Altmann celebrated that Liberation Theology had strongly influenced the ecumenical movement and the WCC during the 1970’s and 1980’s. He failed to admit that the Western-led ecumenical movement’s international decline also parallels this influence, as Global South Christianity surged under Evangelical Protestantism, especially Pentecostalism, and orthodox Roman Catholicism. Instead, he hailed the movement’s struggles against old Latin American dictatorships and South African apartheid. He preferred not to acknowledge that the collapse of rightist authoritarians in South America, with the old racist regime in South Africa, were concurrent with the Soviet Union’s collapse and the expansion of democracy in its wake, facilitated partly by reawakened U.S. influence and confidence.
Undeterred, and living in his own theological and political bubble, Altmann insisted that Liberation Theology was never “static” and has simply creatively morphed into new emphases, like “indigenous peoples, racism, gender inequalities and ecology.” According to the Brazilian Lutheran, “Nowadays liberation theology deals as well with the interpretation of cultures and with anthropological questions, for example the temptation of power. The goal of striving towards a more just society where there is ‘room for all’ persists, yet the way of achieving it has shifted towards civil society action.” In other words, Liberation Theology is no longer so much about guerrilla movements as angry anti-globalization rallies or, more aggressively, leftist populism in Latin America.
This is Altmann’s way of explaining that Liberation Theology has essentially redefined itself to include any struggle against free markets, constitutional democracy, and traditional Western Civilization. No longer specifically promoting Marxist revolution, it now is almost entirely a negative force, defined more by what it’s against than what it favors. Altmann enthused that Liberation Theology is vibrantly today shaping “Latin American political efforts towards a model of democracy that overcomes poverty and social injustices,” citing leftist presidents in Brazil, Bolivia, Ecuador, Nicaragua and Paraguay.

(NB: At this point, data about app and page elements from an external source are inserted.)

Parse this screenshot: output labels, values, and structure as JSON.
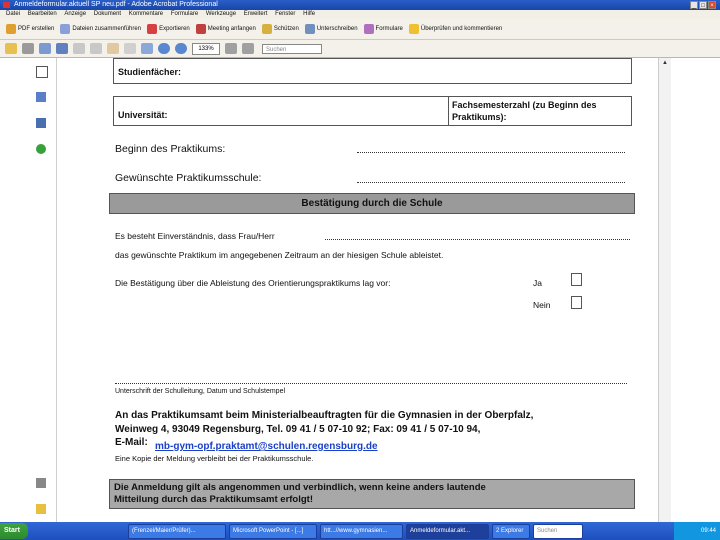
{
  "window": {
    "title": "Anmeldeformular.aktuell SP neu.pdf - Adobe Acrobat Professional"
  },
  "menubar": [
    "Datei",
    "Bearbeiten",
    "Anzeige",
    "Dokument",
    "Kommentare",
    "Formulare",
    "Werkzeuge",
    "Erweitert",
    "Fenster",
    "Hilfe"
  ],
  "toolbar1": [
    "PDF erstellen",
    "Dateien zusammenführen",
    "Exportieren",
    "Meeting anfangen",
    "Schützen",
    "Unterschreiben",
    "Formulare",
    "Überprüfen und kommentieren"
  ],
  "toolbar2": {
    "zoom": "133%",
    "search_placeholder": "Suchen"
  },
  "form": {
    "studienfaecher": "Studienfächer:",
    "universitaet": "Universität:",
    "fachsemester": "Fachsemesterzahl (zu Beginn des Praktikums):",
    "beginn": "Beginn des Praktikums:",
    "praktikumsschule": "Gewünschte Praktikumsschule:",
    "bestaetigung_header": "Bestätigung durch die Schule",
    "einverstaendnis": "Es besteht Einverständnis, dass Frau/Herr",
    "zeitraum": "das gewünschte Praktikum im angegebenen Zeitraum an der hiesigen Schule ableistet.",
    "orientierung": "Die Bestätigung über die Ableistung des Orientierungspraktikums lag vor:",
    "ja": "Ja",
    "nein": "Nein",
    "unterschrift": "Unterschrift der Schulleitung, Datum und Schulstempel",
    "address_line1": "An das Praktikumsamt beim Ministerialbeauftragten für die Gymnasien in der Oberpfalz,",
    "address_line2": "Weinweg 4, 93049 Regensburg, Tel. 09 41 / 5 07-10 92; Fax: 09 41 / 5 07-10 94,",
    "email_label": "E-Mail:",
    "email": "mb-gym-opf.praktamt@schulen.regensburg.de",
    "kopie": "Eine Kopie der Meldung verbleibt bei der Praktikumsschule.",
    "footer_line1": "Die Anmeldung gilt als angenommen und verbindlich, wenn keine anders lautende",
    "footer_line2": "Mitteilung durch das Praktikumsamt erfolgt!"
  },
  "taskbar": {
    "start": "Start",
    "items": [
      "(Frenzel/Maier/Prüfer)...",
      "Microsoft PowerPoint - [...]",
      "htt...//www.gymnasien...",
      "Anmeldeformular.akt...",
      "2 Explorer"
    ],
    "search": "Suchen",
    "clock": "09:44"
  }
}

Supposedly all of these presidents have “close contact” with Liberation Theologians, he claimed.
Note that Altmann omitted Hugo Chavez, but not the Venezuelan strongman’s disciples, from this litany of liberationist Latin statesmen. Is Chavez too bold for a WCC column specifically to acclaim? If so, WCC-style Liberation Theology has lost some of its vertebrae. Liberation Theology was once far more confident. Altmann’s diluted version of a once potent revolutionary force evinces that Liberation Theology is mostly just a warm proletarian memory for aging leftist prelates.